The first sign this would be significant came during my visit with cardiologist Dr. Susan Gilchrist. I met with her soon after getting my biopsy results, because I needed to make a decision about where to get breast cancer treatment. Heart disease is a very prevalent in my family, so it was important to me that I feel confident in my team’s ability to work around that issue.
Dr. Gilchrist asked all the right questions and ran all the right tests, some of which I’d never had before. That made me feel much more comfortable. She also worked closely with anesthesiologist Dr. Gang Zheng to make sure I’d do well during my surgeries. Those things were extremely important for me, so I was appreciative that she took my concerns seriously. It really helped reduce my anxiety.
Expertise reveals previously undiscovered breast tumor
I became even more convinced I was in the right place after learning I didn’t just have cancer in one breast. I had it in both breasts. My initial diagnosis was ductal sarcoma in situ, or early stage 0 breast cancer, in my left breast. But I also had stage I cancer in my right breast.
I found that out after getting a scan called nuclear molecular breast imaging, which is similar to a mammogram, but uses dye to provide better definition. I got it because tests showed I’d inherited a genetic mutation called BRCA2. My surgeon, Dr. Mediget Teshome, wanted a better look at my breast tissue before I started treatment. The nuclear molecular imaging revealed the tumor in my right breast. Additional testing showed it was triple-negative.
I wasn’t really surprised by the first breast cancer diagnosis, because my previous doctor had been watching the same suspicious spot in my left breast for several years. Still, I was shocked to discover I had cancer in my right breast, too. I’d been getting regular mammograms for years by then and no one else had noticed it. I couldn’t help wondering if anyone ever would have, if I hadn’t started coming to MD Anderson in 2018 for my 3D mammograms.
Reconstructive surgeons build relationships, too

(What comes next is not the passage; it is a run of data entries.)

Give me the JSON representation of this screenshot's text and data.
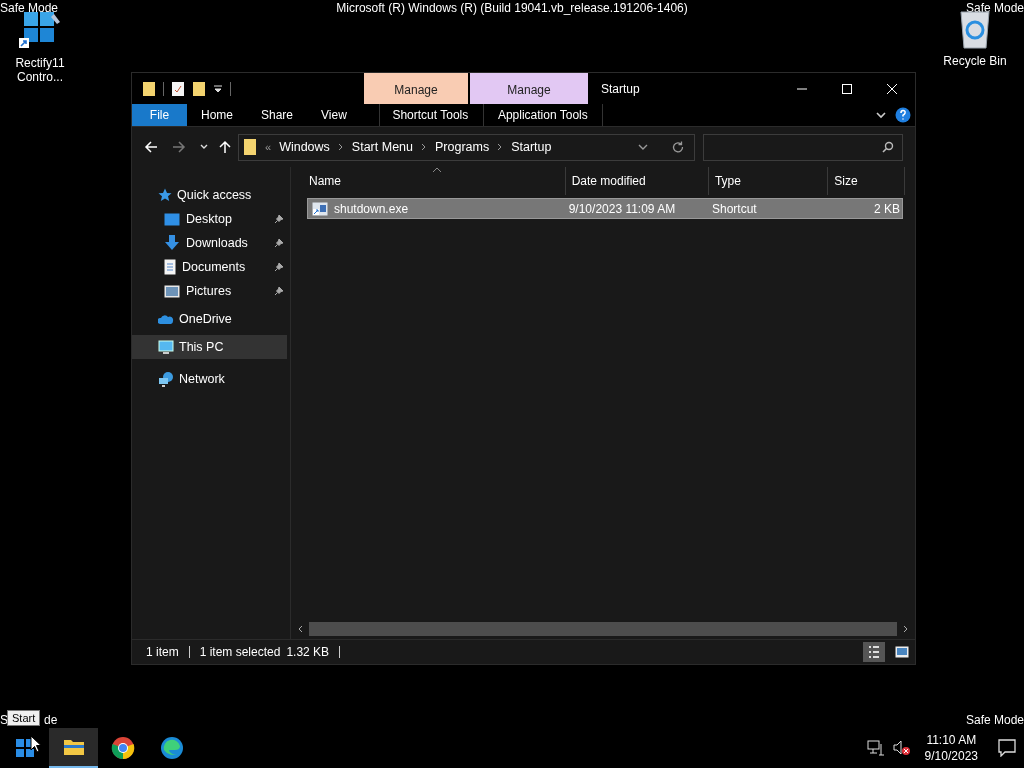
{
  "desktop": {
    "banner": "Microsoft (R) Windows (R) (Build 19041.vb_release.191206-1406)",
    "corner_top_left": "Safe Mode",
    "corner_top_right": "Safe Mode",
    "corner_bottom_right": "Safe Mode",
    "corner_bottom_left": {
      "start": "S",
      "end": "de"
    },
    "icons": [
      {
        "kind": "app",
        "label": "Rectify11 Contro..."
      },
      {
        "kind": "recycle",
        "label": "Recycle Bin"
      }
    ]
  },
  "explorer": {
    "title": "Startup",
    "context_tabs": [
      {
        "group": "Manage",
        "label": "Shortcut Tools",
        "color": "#f9ccb3"
      },
      {
        "group": "Manage",
        "label": "Application Tools",
        "color": "#e2c8f3"
      }
    ],
    "ribbon_tabs": [
      {
        "label": "File",
        "selected": true
      },
      {
        "label": "Home",
        "selected": false
      },
      {
        "label": "Share",
        "selected": false
      },
      {
        "label": "View",
        "selected": false
      }
    ],
    "address": {
      "overflow": "«",
      "crumbs": [
        "Windows",
        "Start Menu",
        "Programs",
        "Startup"
      ]
    },
    "nav": [
      {
        "kind": "star",
        "label": "Quick access",
        "selected": false,
        "children": [
          {
            "kind": "desktop",
            "label": "Desktop",
            "pinned": true
          },
          {
            "kind": "download",
            "label": "Downloads",
            "pinned": true
          },
          {
            "kind": "document",
            "label": "Documents",
            "pinned": true
          },
          {
            "kind": "pictures",
            "label": "Pictures",
            "pinned": true
          }
        ]
      },
      {
        "kind": "cloud",
        "label": "OneDrive",
        "selected": false
      },
      {
        "kind": "pc",
        "label": "This PC",
        "selected": true
      },
      {
        "kind": "network",
        "label": "Network",
        "selected": false
      }
    ],
    "columns": [
      "Name",
      "Date modified",
      "Type",
      "Size"
    ],
    "rows": [
      {
        "name": "shutdown.exe",
        "date": "9/10/2023 11:09 AM",
        "type": "Shortcut",
        "size": "2 KB",
        "selected": true
      }
    ],
    "status": {
      "count": "1 item",
      "selection": "1 item selected",
      "size": "1.32 KB"
    },
    "views": [
      {
        "kind": "details",
        "selected": true
      },
      {
        "kind": "tiles",
        "selected": false
      }
    ]
  },
  "taskbar": {
    "tooltip": "Start",
    "apps": [
      {
        "kind": "start",
        "active": false
      },
      {
        "kind": "folder",
        "active": true
      },
      {
        "kind": "chrome",
        "active": false
      },
      {
        "kind": "edge",
        "active": false
      }
    ],
    "time": "11:10 AM",
    "date": "9/10/2023"
  }
}
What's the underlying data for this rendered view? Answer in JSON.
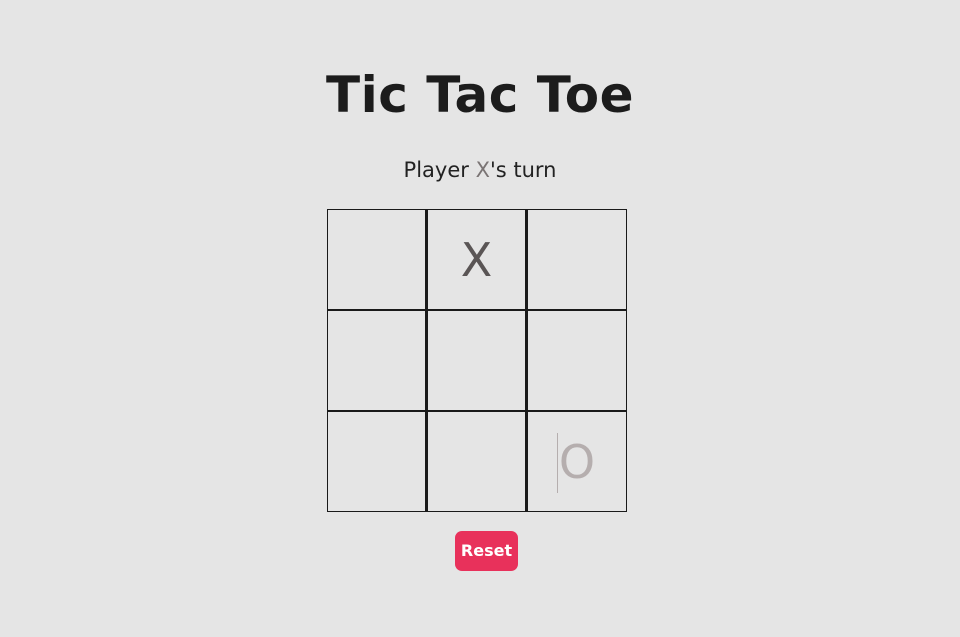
{
  "title": "Tic Tac Toe",
  "status": {
    "prefix": "Player ",
    "player": "X",
    "suffix": "'s turn"
  },
  "board": {
    "cells": [
      "",
      "X",
      "",
      "",
      "",
      "",
      "",
      "",
      "O"
    ]
  },
  "reset_label": "Reset",
  "colors": {
    "background": "#e5e5e5",
    "x_mark": "#5a5555",
    "o_mark": "#b5aeae",
    "reset_button": "#e8315b"
  }
}
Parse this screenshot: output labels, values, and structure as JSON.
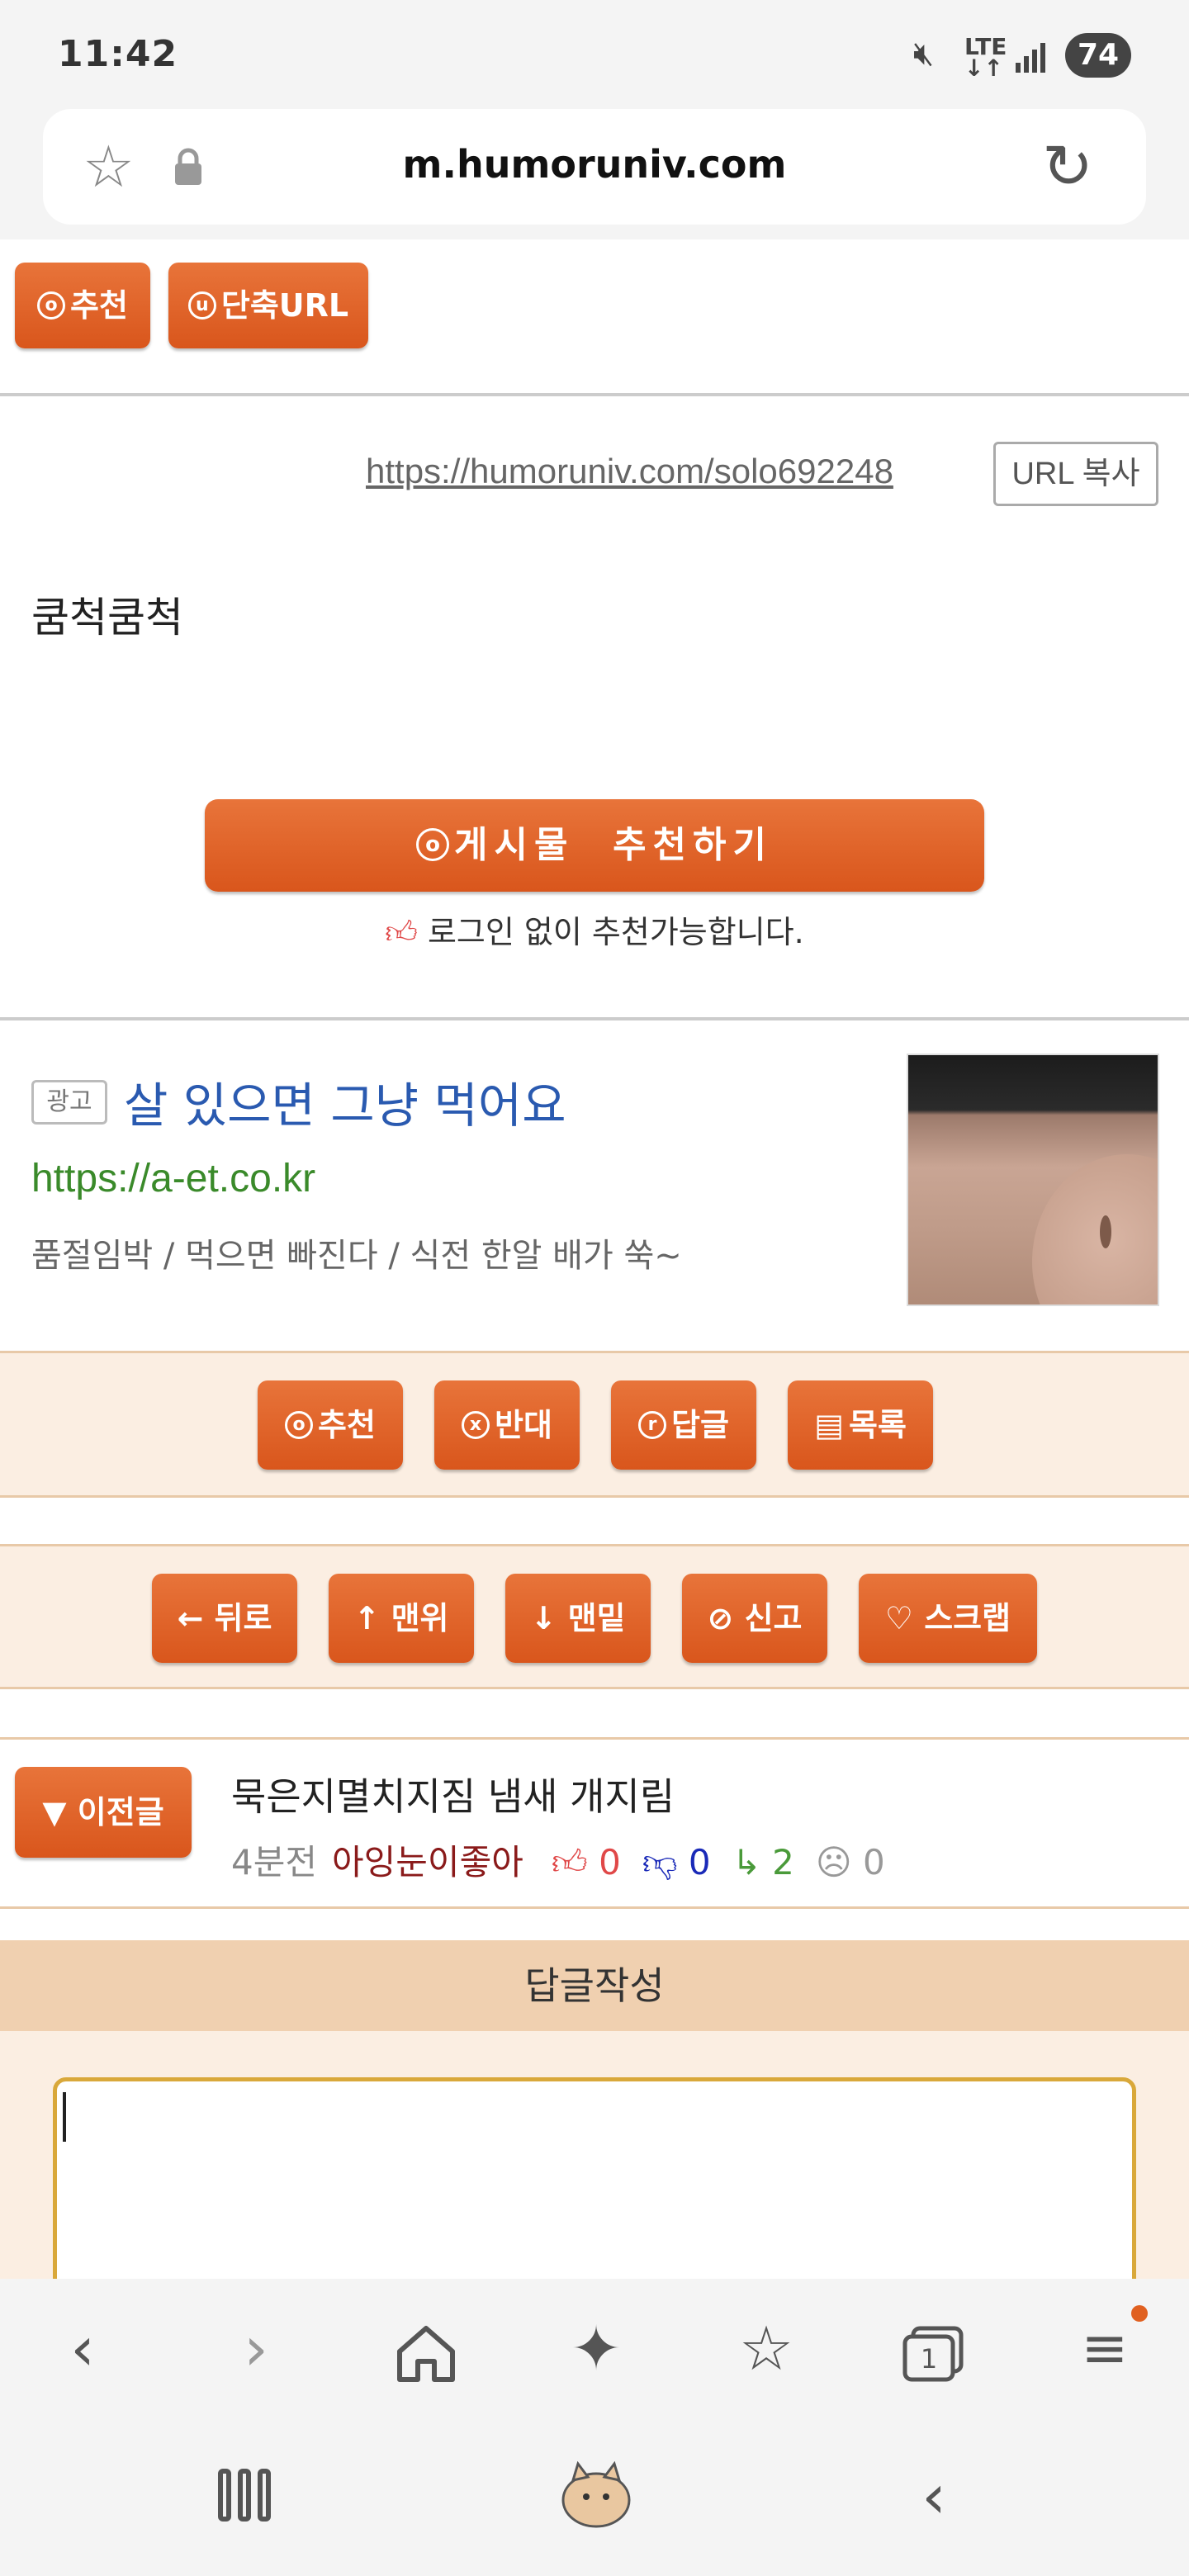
{
  "status_bar": {
    "time": "11:42",
    "battery": "74",
    "network": "LTE",
    "icons": [
      "mute-icon",
      "lte-icon",
      "signal-icon",
      "battery-icon"
    ]
  },
  "address_bar": {
    "url": "m.humoruniv.com",
    "icons": [
      "star-icon",
      "lock-icon",
      "reload-icon"
    ]
  },
  "top_buttons": {
    "recommend_label": "추천",
    "short_url_label": "단축URL",
    "recommend_glyph": "o",
    "short_url_glyph": "u"
  },
  "share": {
    "short_link": "https://humoruniv.com/solo692248",
    "copy_label": "URL 복사"
  },
  "post": {
    "body": "쿰척쿰척",
    "recommend_button": "게시물  추천하기",
    "recommend_glyph": "o",
    "login_note": "로그인 없이 추천가능합니다."
  },
  "ad": {
    "badge": "광고",
    "title": "살 있으면 그냥 먹어요",
    "url": "https://a-et.co.kr",
    "description": "품절임박 / 먹으면 빠진다 / 식전 한알 배가 쑥~"
  },
  "action_bar_1": [
    {
      "glyph": "o",
      "label": "추천"
    },
    {
      "glyph": "x",
      "label": "반대"
    },
    {
      "glyph": "r",
      "label": "답글"
    },
    {
      "glyph": "▤",
      "label": "목록"
    }
  ],
  "action_bar_2": [
    {
      "glyph": "←",
      "label": "뒤로"
    },
    {
      "glyph": "↑",
      "label": "맨위"
    },
    {
      "glyph": "↓",
      "label": "맨밑"
    },
    {
      "glyph": "⊘",
      "label": "신고"
    },
    {
      "glyph": "♡",
      "label": "스크랩"
    }
  ],
  "prev_post": {
    "button_label": "▼ 이전글",
    "title": "묵은지멸치지짐 냄새 개지림",
    "time": "4분전",
    "author": "아잉눈이좋아",
    "up": "0",
    "down": "0",
    "replies": "2",
    "views": "0"
  },
  "reply": {
    "header": "답글작성",
    "value": ""
  },
  "nav_bar": {
    "icons": [
      "back-icon",
      "forward-icon",
      "home-icon",
      "sparkle-icon",
      "bookmarks-icon",
      "tabs-icon",
      "menu-icon"
    ],
    "tab_count": "1",
    "accent": "#e06020"
  },
  "colors": {
    "button_orange": "#d9561c",
    "ad_title_blue": "#2a5ab0",
    "ad_url_green": "#3a8a2a",
    "bar_bg": "#fbeee2",
    "reply_header_bg": "#f0d0b0"
  }
}
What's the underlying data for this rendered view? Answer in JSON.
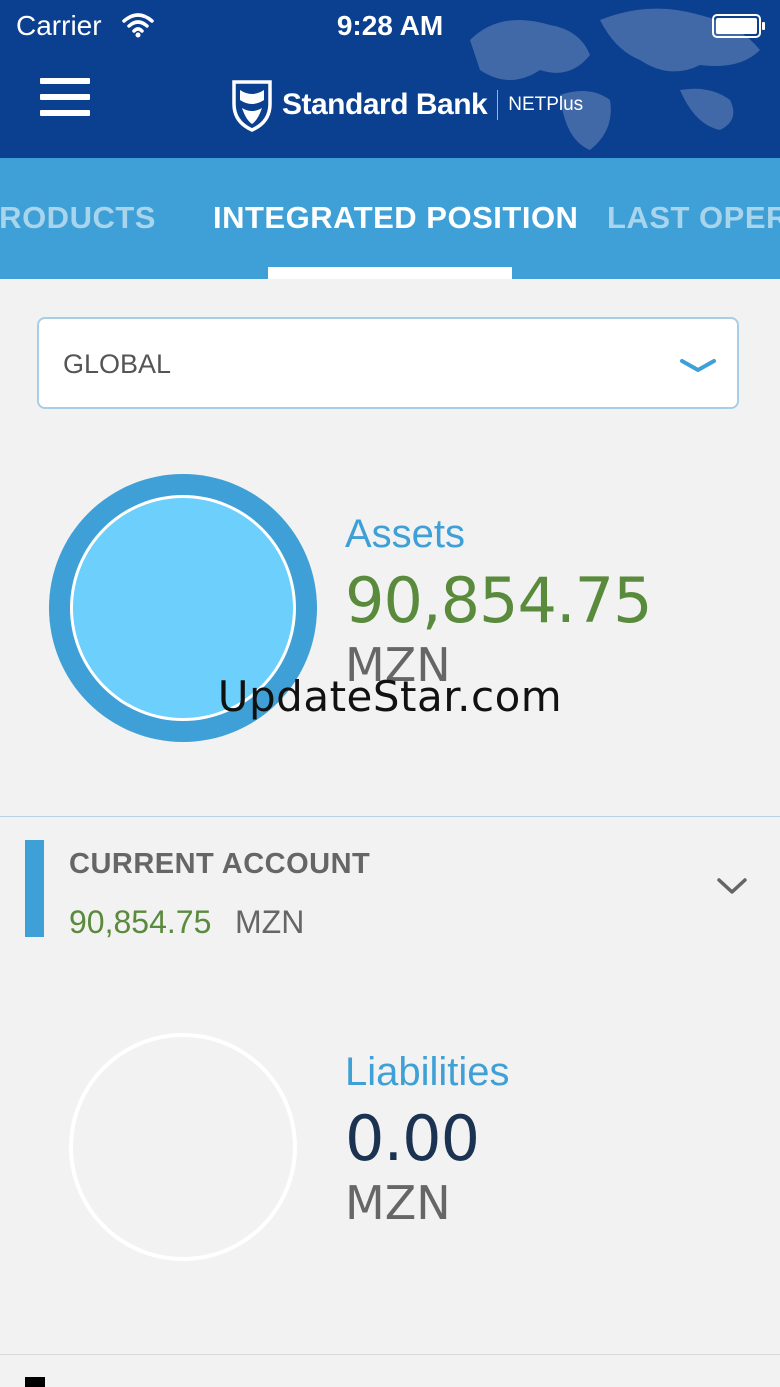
{
  "status_bar": {
    "carrier": "Carrier",
    "time": "9:28 AM"
  },
  "header": {
    "brand": "Standard Bank",
    "product": "NETPlus"
  },
  "tabs": [
    {
      "label": "PRODUCTS"
    },
    {
      "label": "INTEGRATED POSITION",
      "active": true
    },
    {
      "label": "LAST OPERATIONS"
    }
  ],
  "selector": {
    "value": "GLOBAL"
  },
  "assets": {
    "label": "Assets",
    "amount": "90,854.75",
    "currency": "MZN"
  },
  "accounts": [
    {
      "name": "CURRENT ACCOUNT",
      "amount": "90,854.75",
      "currency": "MZN"
    }
  ],
  "liabilities": {
    "label": "Liabilities",
    "amount": "0.00",
    "currency": "MZN"
  },
  "watermark": "UpdateStar.com",
  "colors": {
    "header_bg": "#0b3f8f",
    "tabbar_bg": "#3ea0d6",
    "accent_blue": "#3ea0d6",
    "asset_fill": "#6ccffc",
    "positive_green": "#5a8a3c",
    "dark_navy": "#1b3350"
  }
}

Another thing that impressed me at MD Anderson was my experience with reconstructive surgeon Dr. Margaret Roubaud. I met with her after the BRCA2 gene dramatically changed my treatment plan. The surgical portion had gone from a relatively simple lumpectomy with breast reduction to a double mastectomy with implants and reconstruction.
I was fairly full-figured before my cancer diagnosis, and stood to lose quite a bit of tissue during the mastectomy. Dr. Roubaud said she’d try to give me back as much volume as possible, but I’d still probably end up with a much smaller cup size than I’d started with. Since my focus was on removing all the cancer, being smaller was not an issue. I just never expected her to express as much concern regarding my feelings as she did.
Caring for the whole person, not just the breast cancer
My impression was that doctors at a cancer hospital would be focused exclusively on the breast cancer and not on my appearance. But Dr. Roubaud did her best to make me feel normal. She said her goal was to make me feel as whole, natural and complete as I had before my breast cancer diagnosis. And I did not expect that.
Today, I can’t imagine going anywhere but MD Anderson. Because I’ve been cancer-free since my double mastectomy. And the level of care I received there was simply amazing. My doctors really cared about how I felt — not just physically, but emotionally, too. That showed me more clearly than anything that at MD Anderson, they’re not just treating the cancer, they’re treating the person.